When I travelled from Weymouth to London on Thursday, there was another train in the platform at Waterloo to which my train had been allotted, and as I was at the back of the train I was forced (along with everyone else in the back four or so coaches) to walk through the train to a point where we could get onto the platform. About 10 minutes of unbearably humid claustrophobia. For fuck's sake. You couldn't get a greater indictment of the incompetence of Britain's privatised railway system than that.
(The devil's voice: feed the enemies. OK, then, I'll link to http://www.swtrains.co.uk.)
Oh, and Momus's "Fakeways" CD is absolutely fascinating on first listen. But then it would be, wouldn't it?
Tuesday 11th July 2000
There's another new arrival on the site! All interested parties are directed to http://www.elidor.freeserve.co.uk/radiophonic.htm.
And, horrendous as it is, I have to mention http://www.countryside-alliance.org.uk/index/mfha.htm. Especially the fourth paragraph. I must start a website to counter this kind of thing.
Wednesday 19th July 2000
The latest arrival on this site - http://www.elidor.freeserve.co.uk/britpop.htm - does for the mid-90s what The Auteurs' "How I Learned To Love The Bootboys" does for the 70s, essentially. It rages against the detritus of the recent past, displaying absolutely no affection, let alone sentimentality. I think it's necessary, in pointing out the absurdity of the Britpoppers' conceits when, although the movement itself has been discredited, the lie on which it was built hasn't.
Mind you, looking at this week's Radio Times cover I might feel forced to write something similar about the 70s soon.
Oh, and The Magnetic Fields' Stephin Merritt has told the NME that the British either can't or shouldn't appropriate funk, and that "all British funk is a mistake". OK, the 80s artists he's condemning - Level 42 et al - were uniformly atrocious (though I still say "I.O.U." by Freeez is one of the best British pop singles of its era), but I still find this a depressing return to traditional American stereotypes of what the British are "capable" of, especially because "69 Love Songs" has barely been out of my CD player for the last 24 hours, and I wouldn't hesitate in claiming it a masterpiece.
Interestingly enough, there is a "best of" album by The Wurzels currently being advertised on British television. Perhaps that is closer to what Merritt thinks the British "can" do. I wouldn't have expected those comments of a man I admire so much.
Saturday 22nd July 2000
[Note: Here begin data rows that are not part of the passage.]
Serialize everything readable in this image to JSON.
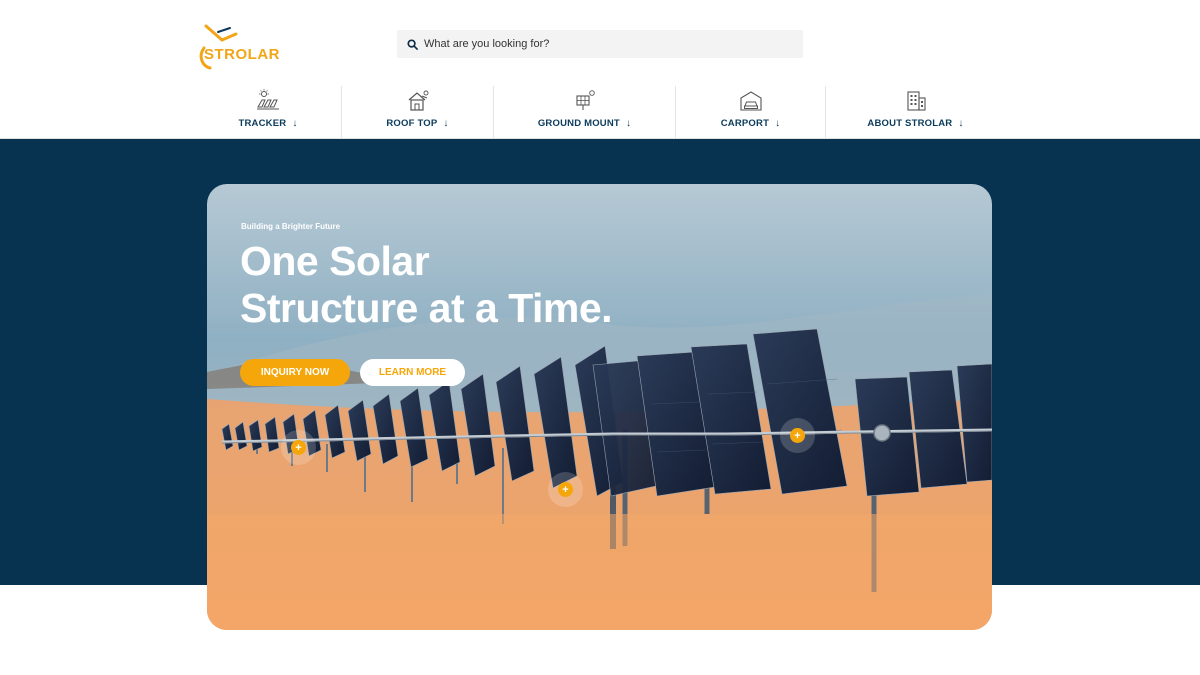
{
  "brand": {
    "name": "STROLAR",
    "accent": "#f5a60a",
    "navy": "#073350"
  },
  "search": {
    "placeholder": "What are you looking for?",
    "icon": "search-icon"
  },
  "nav": {
    "items": [
      {
        "label": "TRACKER",
        "icon": "solar-tracker-icon"
      },
      {
        "label": "ROOF TOP",
        "icon": "house-solar-icon"
      },
      {
        "label": "GROUND MOUNT",
        "icon": "ground-mount-icon"
      },
      {
        "label": "CARPORT",
        "icon": "carport-icon"
      },
      {
        "label": "ABOUT STROLAR",
        "icon": "building-icon"
      }
    ],
    "arrow": "↓"
  },
  "hero": {
    "kicker": "Building a Brighter Future",
    "headline_line1": "One Solar",
    "headline_line2": "Structure at a Time.",
    "primary_button": "INQUIRY NOW",
    "secondary_button": "LEARN MORE",
    "hotspot_symbol": "+"
  }
}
These will be the last thoughts on the front page - which, according to my computer, is rapidly on the verge of overtaking the Radiophonic Workshop piece as the largest on the site - before they move to a new page. Probably http://www.elidor.freeserve.co.uk/thoughts.htm, but don't rush to this non-existent URL yet!
Following on from the rather catty mention of Stephin Merritt last time I did this, I thought I should mention a list Tom Ewing directed me towards: http://www.timeoutny.com/rock/223/223.music.century.sb.html. The entries for 1907 and 1931 are, in their way, indescribably depressing, but that for 1987 especially (and quite a few of those that follow it) more than make up. He's a man of taste, let there be no doubt.
But the idea that the British "basically have no business with funk" remains well suspect. The man himself isn't (and his music is wonderful), but the idea is.
Wednesday 26th July 2000
Just a quick announcement that, from now on, the thoughts that have previously appeared on this front page will go to http://www.elidor.freeserve.co.uk/thoughts.htm. It's now open!
Thursday 3rd August 2000
Housekeeping stuff: new musings on http://www.elidor.freeserve.co.uk/thoughts.htm, and some thoughts on The Magnetic Fields' magnificent 69 Love Songs: http://www.elidor.freeserve.co.uk/fields.htm.